People usually think that murder is a murder, regardless of who committed it and why. However, things are not that simple. Even though murder is usually a punishable act, it may not be in certain cases. Because there is a clear distinction between types of murder, it is important to know what main types there are and how is murder actually based on degrees?
For those who are not familiar, in the US jurisdictions, murder can be described as 1st, 2nd, and 3rd-degree murder; each degree carries different circumstances, background, reasons, weapons and even the emotional state of the person who committed it. The factors determining which degree of murder is are numerous, and they can affect a murder charge and the penalty. Therefore, in the following paragraphs, we are going to take a brief insight into the main differences between different murder degrees, and the factors that characterize them as such.
The First-Degree Murder
The first-degree murder is characterized by the US law and jurisdiction as a criminal act, where the criminal intent, cause of the murder and harm elements of the murder are all being taken into consideration. The first-degree murder is the most serious charge for murder, as it is believed that the defendant has planned and carried out a murder with the intent of harm and malice. Now, when it comes to the first-degree murder, it is important to point out that there are three types;
- Premeditated murder – this means that the murder was willful, deliberate and premeditated. To say that murder is ‘willful’ means that a person had a specific intent to kill, so whenever a first-degree murder happens, the prosecution has to prove that there is, in fact, a specific intent. Moreover, to say that a murder was ‘deliberate’ can mean that it was methodically and calmly planned out, committed without passion or anger. If murder is described as ‘premeditated’ it means that the defendant has carried out the murder out of strong and calculated desire to cause death to the victim.
- Felony murder – this means that someone committed a certain kind of felony where the act resulted in someone’s death. It is not important whether the death was accidental or intentional; so long the felony can be described as rape, robbery, burglary or arson, the defendant is liable for it since the felony is inherently and foreseeably dangerous to human life. In felony murder, the murder does not require the intent to kill, only the fact that someone died as a result of the felony, and that there was an intent to commit the felony in the first place.
- Murder by specified means – this means that the murder has been committed by means like a drive-by, shooting, via destructive devices like a bomb, weapons of mass destruction, poison, torture or ambush-style killing (lying in wait). All of these methods of killing can be premeditated, so these types of murder can be qualified as first-degree premeditated murder.
The Second-Degree Murder
The second-degree murder is characterized by US law and jurisdiction as not being the first-degree murder. This means that the murder was not premeditated, deliberate or committed through specified means. Sometimes, it can even be considered as the defendant wanting to cause harm but having no intention of causing death. According to the jurisdiction, second-degree murder cases usually involve;

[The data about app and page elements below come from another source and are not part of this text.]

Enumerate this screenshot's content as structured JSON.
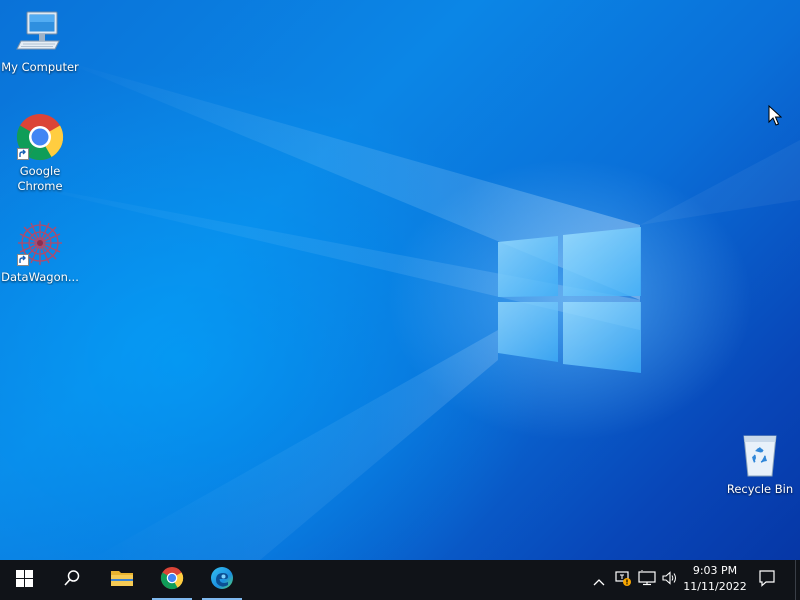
{
  "desktop": {
    "icons": [
      {
        "label": "My Computer",
        "icon": "computer-icon"
      },
      {
        "label": "Google Chrome",
        "icon": "chrome-icon"
      },
      {
        "label": "DataWagon...",
        "icon": "datawagon-icon"
      },
      {
        "label": "Recycle Bin",
        "icon": "recycle-bin-icon"
      }
    ],
    "wallpaper_colors": {
      "primary": "#0a78e0",
      "dark": "#0637a6",
      "glow": "#78c8ff"
    }
  },
  "taskbar": {
    "background": "#101318",
    "buttons": [
      {
        "name": "start",
        "icon": "windows-start-icon"
      },
      {
        "name": "search",
        "icon": "search-icon"
      },
      {
        "name": "file-explorer",
        "icon": "folder-icon"
      },
      {
        "name": "chrome",
        "icon": "chrome-icon"
      },
      {
        "name": "edge",
        "icon": "edge-icon"
      }
    ],
    "tray": {
      "icons": [
        "chevron-up-icon",
        "network-warning-icon",
        "network-icon",
        "volume-icon"
      ],
      "time": "9:03 PM",
      "date": "11/11/2022",
      "notification_icon": "notification-icon"
    }
  }
}
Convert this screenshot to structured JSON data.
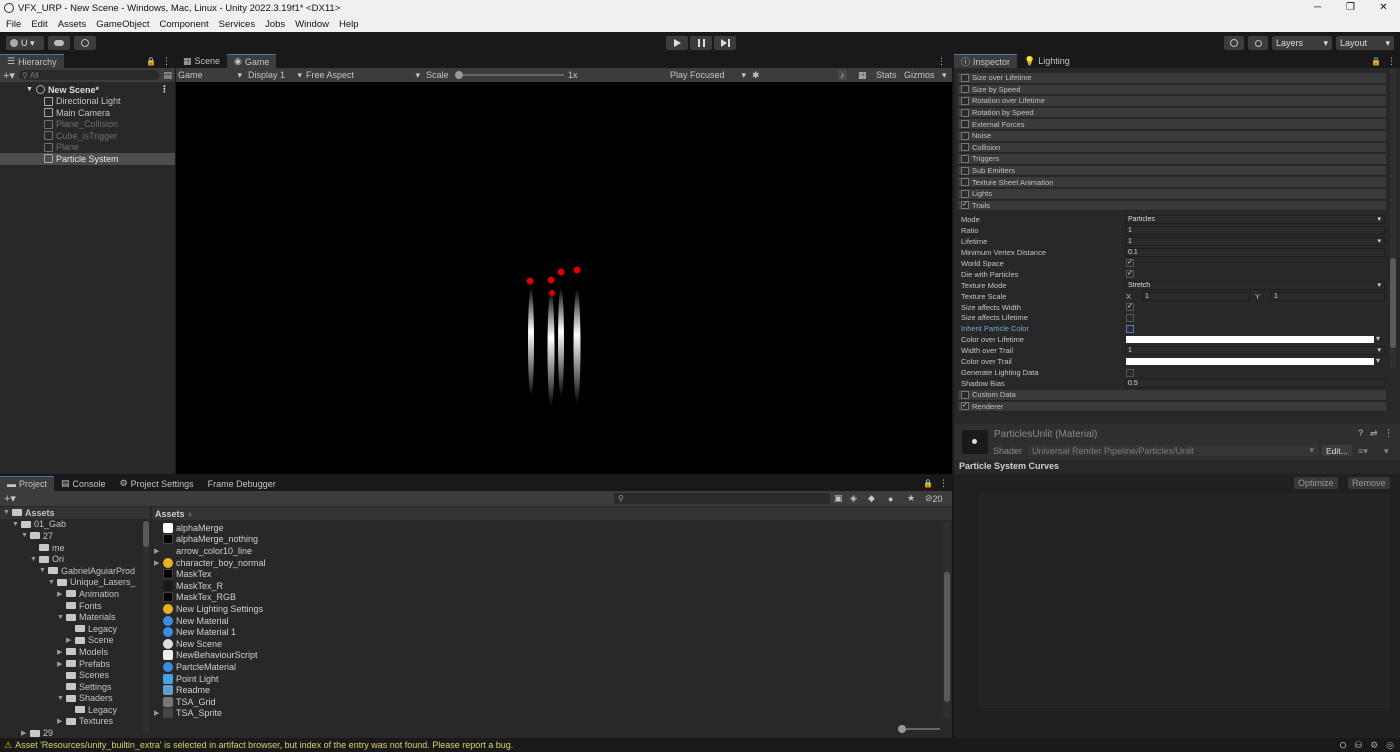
{
  "window": {
    "title": "VFX_URP - New Scene - Windows, Mac, Linux - Unity 2022.3.19f1* <DX11>",
    "controls": [
      "─",
      "❐",
      "✕"
    ]
  },
  "menu": [
    "File",
    "Edit",
    "Assets",
    "GameObject",
    "Component",
    "Services",
    "Jobs",
    "Window",
    "Help"
  ],
  "toolbar": {
    "account_label": "U ▾",
    "layers_label": "Layers",
    "layout_label": "Layout"
  },
  "hierarchy": {
    "tab_label": "Hierarchy",
    "search_placeholder": "All",
    "scene_name": "New Scene*",
    "items": [
      {
        "label": "Directional Light"
      },
      {
        "label": "Main Camera"
      },
      {
        "label": "Plane_Collision"
      },
      {
        "label": "Cube_isTrigger"
      },
      {
        "label": "Plane"
      },
      {
        "label": "Particle System"
      }
    ]
  },
  "game_view": {
    "tabs": [
      "Scene",
      "Game"
    ],
    "mode": "Game",
    "display": "Display 1",
    "aspect": "Free Aspect",
    "scale_label": "Scale",
    "scale_value": "1x",
    "play_focused": "Play Focused",
    "stats": "Stats",
    "gizmos": "Gizmos"
  },
  "inspector": {
    "tabs": [
      "Inspector",
      "Lighting"
    ],
    "modules": [
      {
        "label": "Size over Lifetime",
        "checked": false
      },
      {
        "label": "Size by Speed",
        "checked": false
      },
      {
        "label": "Rotation over Lifetime",
        "checked": false
      },
      {
        "label": "Rotation by Speed",
        "checked": false
      },
      {
        "label": "External Forces",
        "checked": false
      },
      {
        "label": "Noise",
        "checked": false
      },
      {
        "label": "Collision",
        "checked": false
      },
      {
        "label": "Triggers",
        "checked": false
      },
      {
        "label": "Sub Emitters",
        "checked": false
      },
      {
        "label": "Texture Sheet Animation",
        "checked": false
      },
      {
        "label": "Lights",
        "checked": false
      },
      {
        "label": "Trails",
        "checked": true
      }
    ],
    "trail_props": [
      {
        "label": "Mode",
        "value": "Particles",
        "kind": "dropdown"
      },
      {
        "label": "Ratio",
        "value": "1",
        "kind": "field"
      },
      {
        "label": "Lifetime",
        "value": "1",
        "kind": "dropdown"
      },
      {
        "label": "Minimum Vertex Distance",
        "value": "0.1",
        "kind": "field"
      },
      {
        "label": "World Space",
        "value": "✓",
        "kind": "check"
      },
      {
        "label": "Die with Particles",
        "value": "✓",
        "kind": "check"
      },
      {
        "label": "Texture Mode",
        "value": "Stretch",
        "kind": "dropdown"
      },
      {
        "label": "Texture Scale",
        "value": "",
        "kind": "xy"
      },
      {
        "label": "Size affects Width",
        "value": "✓",
        "kind": "check"
      },
      {
        "label": "Size affects Lifetime",
        "value": "",
        "kind": "check"
      },
      {
        "label": "Inherit Particle Color",
        "value": "",
        "kind": "check"
      },
      {
        "label": "Color over Lifetime",
        "value": "",
        "kind": "color"
      },
      {
        "label": "Width over Trail",
        "value": "1",
        "kind": "dropdown"
      },
      {
        "label": "Color over Trail",
        "value": "",
        "kind": "color"
      },
      {
        "label": "Generate Lighting Data",
        "value": "",
        "kind": "check"
      },
      {
        "label": "Shadow Bias",
        "value": "0.5",
        "kind": "field"
      }
    ],
    "texture_scale": {
      "x_label": "X",
      "x": "1",
      "y_label": "Y",
      "y": "1"
    },
    "end_modules": [
      {
        "label": "Custom Data",
        "checked": false
      },
      {
        "label": "Renderer",
        "checked": true
      }
    ],
    "material": {
      "name": "ParticlesUnlit (Material)",
      "shader_label": "Shader",
      "shader": "Universal Render Pipeline/Particles/Unlit",
      "edit": "Edit..."
    },
    "curves_title": "Particle System Curves",
    "optimize": "Optimize",
    "remove": "Remove"
  },
  "project": {
    "tabs": [
      "Project",
      "Console",
      "Project Settings",
      "Frame Debugger"
    ],
    "hidden_count": "20",
    "tree": [
      {
        "label": "Assets",
        "depth": 0
      },
      {
        "label": "01_Gab",
        "depth": 1
      },
      {
        "label": "27",
        "depth": 2
      },
      {
        "label": "me",
        "depth": 3
      },
      {
        "label": "Ori",
        "depth": 3
      },
      {
        "label": "GabrielAguiarProd",
        "depth": 4
      },
      {
        "label": "Unique_Lasers_",
        "depth": 5
      },
      {
        "label": "Animation",
        "depth": 6
      },
      {
        "label": "Fonts",
        "depth": 6
      },
      {
        "label": "Materials",
        "depth": 6
      },
      {
        "label": "Legacy",
        "depth": 7
      },
      {
        "label": "Scene",
        "depth": 7
      },
      {
        "label": "Models",
        "depth": 6
      },
      {
        "label": "Prefabs",
        "depth": 6
      },
      {
        "label": "Scenes",
        "depth": 6
      },
      {
        "label": "Settings",
        "depth": 6
      },
      {
        "label": "Shaders",
        "depth": 6
      },
      {
        "label": "Legacy",
        "depth": 7
      },
      {
        "label": "Textures",
        "depth": 6
      },
      {
        "label": "29",
        "depth": 2
      }
    ],
    "breadcrumb": "Assets",
    "assets": [
      {
        "label": "alphaMerge",
        "icon": "white"
      },
      {
        "label": "alphaMerge_nothing",
        "icon": "dot"
      },
      {
        "label": "arrow_color10_line",
        "icon": "arrow"
      },
      {
        "label": "character_boy_normal",
        "icon": "bulb"
      },
      {
        "label": "MaskTex",
        "icon": "dot"
      },
      {
        "label": "MaskTex_R",
        "icon": "red"
      },
      {
        "label": "MaskTex_RGB",
        "icon": "dot"
      },
      {
        "label": "New Lighting Settings",
        "icon": "bulb"
      },
      {
        "label": "New Material",
        "icon": "sphere"
      },
      {
        "label": "New Material 1",
        "icon": "sphere"
      },
      {
        "label": "New Scene",
        "icon": "unity"
      },
      {
        "label": "NewBehaviourScript",
        "icon": "script"
      },
      {
        "label": "PartcleMaterial",
        "icon": "sphere"
      },
      {
        "label": "Point Light",
        "icon": "cube"
      },
      {
        "label": "Readme",
        "icon": "readme"
      },
      {
        "label": "TSA_Grid",
        "icon": "grid"
      },
      {
        "label": "TSA_Sprite",
        "icon": "sprite"
      }
    ]
  },
  "status_bar": {
    "message": "Asset 'Resources/unity_builtin_extra' is selected in artifact browser, but index of the entry was not found. Please report a bug."
  }
}
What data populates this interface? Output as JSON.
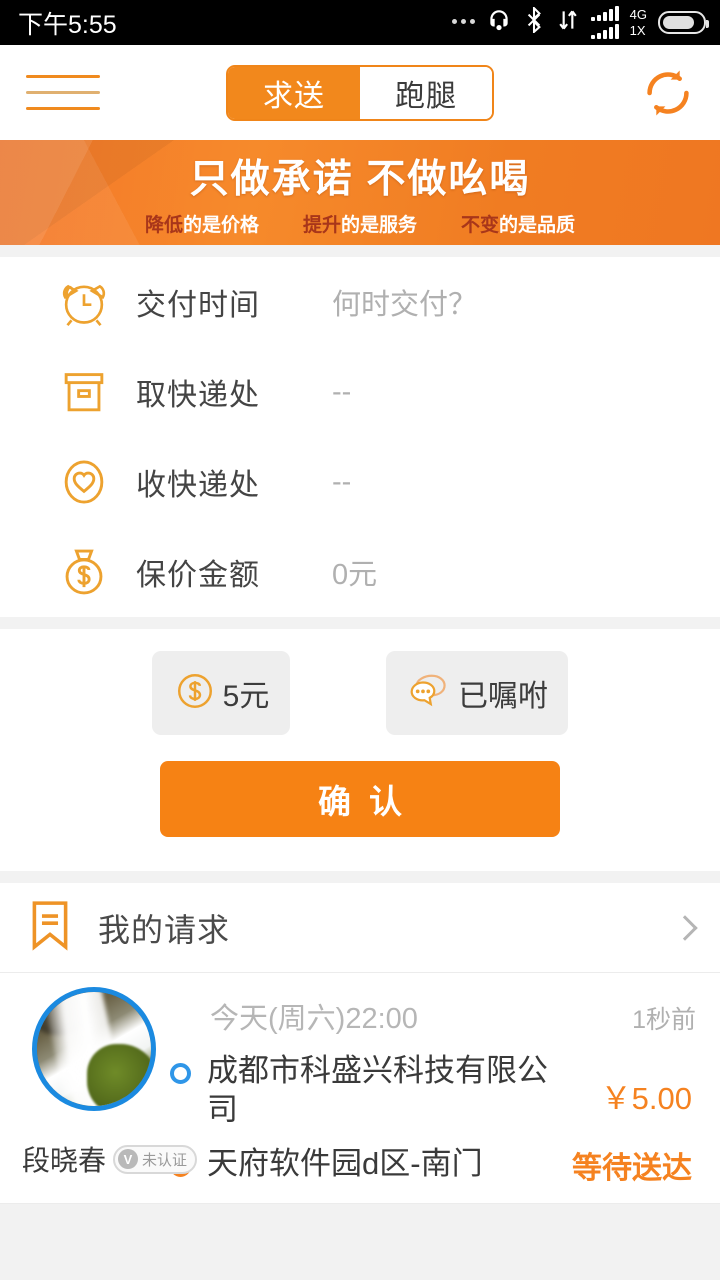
{
  "status_bar": {
    "time": "下午5:55",
    "network_top": "4G",
    "network_bottom": "1X",
    "icons": [
      "more-dots-icon",
      "headset-icon",
      "bluetooth-icon",
      "data-transfer-icon",
      "signal-bars-icon",
      "battery-icon"
    ]
  },
  "header": {
    "menu_icon": "hamburger-menu-icon",
    "refresh_icon": "refresh-icon",
    "tabs": [
      {
        "label": "求送",
        "active": true
      },
      {
        "label": "跑腿",
        "active": false
      }
    ]
  },
  "banner": {
    "title": "只做承诺 不做吆喝",
    "subtitle": [
      {
        "emphasis": "降低",
        "rest": "的是价格"
      },
      {
        "emphasis": "提升",
        "rest": "的是服务"
      },
      {
        "emphasis": "不变",
        "rest": "的是品质"
      }
    ]
  },
  "form": {
    "rows": [
      {
        "icon": "alarm-clock-icon",
        "label": "交付时间",
        "value": "何时交付？"
      },
      {
        "icon": "package-box-icon",
        "label": "取快递处",
        "value": "--"
      },
      {
        "icon": "heart-oval-icon",
        "label": "收快递处",
        "value": "--"
      },
      {
        "icon": "money-bag-icon",
        "label": "保价金额",
        "value": "0元"
      }
    ]
  },
  "actions": {
    "chips": [
      {
        "icon": "dollar-circle-icon",
        "label": "5元"
      },
      {
        "icon": "chat-bubbles-icon",
        "label": "已嘱咐"
      }
    ],
    "confirm_label": "确认"
  },
  "my_requests": {
    "icon": "bookmark-icon",
    "label": "我的请求",
    "chevron": "chevron-right-icon"
  },
  "order": {
    "user_name": "段晓春",
    "verify_badge": "未认证",
    "verify_mark": "V",
    "avatar": "waterfall-photo-avatar",
    "time": "今天(周六)22:00",
    "ago": "1秒前",
    "from_address": "成都市科盛兴科技有限公司",
    "to_address": "天府软件园d区-南门",
    "price": "￥5.00",
    "status": "等待送达"
  },
  "colors": {
    "accent_orange": "#f58220",
    "banner_orange": "#f4772a",
    "avatar_ring_blue": "#1b8ae0",
    "from_dot_blue": "#2f96e8",
    "muted_gray": "#b0b0b0"
  }
}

- Intentional murder without premeditation – the murder was not planned out, however, the defendant definitely wanted to commit the murder in one particular moment. Therefore, we can also mention the concept of ‘voluntary manslaughter’ where the murder happened without a plan, but out of provocation, passion or other emotional states. Here, we can mention adequate and inadequate provocation, which can make a distinction between murder and voluntary manslaughter.
- Unintentional murder or involuntary manslaughter – this means that the defendant only wanted to cause serious bodily harm without knowing that this act can result in death. The defendant didn’t specifically intend to kill the victim; however, the victim did die due to the injuries, Involuntary manslaughter may be distinguished from accidental death if the accidental death was not caused by unreasonable behavior.
- Depraved heart murder – this means that the defendant who committed the murder manifests extreme indifference to the value of human life. The defendant also manifests a degree of recklessness, rather than purposeful intent to express malice. Now, whether the killing is characterized as second-degree murder or manslaughter often depends on the degree of the recklessness of the defendant. If the defendant is reckless, the killing is manslaughter; if the defendant manifests extreme indifference to human life, then it is depraved heart murder.
The Third-Degree Murder
Third-degree murder is only defined in the laws of three US states; Florida, Pennsylvania, and Minnesota. Depending on the state, third-degree murder can be characterized as non-violent felony murder, or depraved heart murder, as the second-degree murder is characterized in other states. In Pennsylvania, in particular, third-degree murder is characterized by the principle of an accomplice in the perpetration of a felony. Moreover, the Pennsylvania law includes drug delivery resulting in death as a form of third-degree murder. Third-degree murder can also be defined as a negligent homicide and usually includes less serious sentencing options for the defendant.
The jurisdiction regarding a murder can vary from state to state, and the laws can be applied differently. However, the degrees of murder are clearly defined throughout the country. In some states, however, forms of manslaughter and killing of a fetus are also criminalized as some degrees of murder. In every state, first-degree murder is the most serious one and carries the harshest penalties. Second-degree murder is still more serious than manslaughter but considered less serious than the first-degree murder. Third-degree murder charges are only applicable in certain states, as mentioned before, so the seriousness of the penalty varies between these three states and the way they handle the law.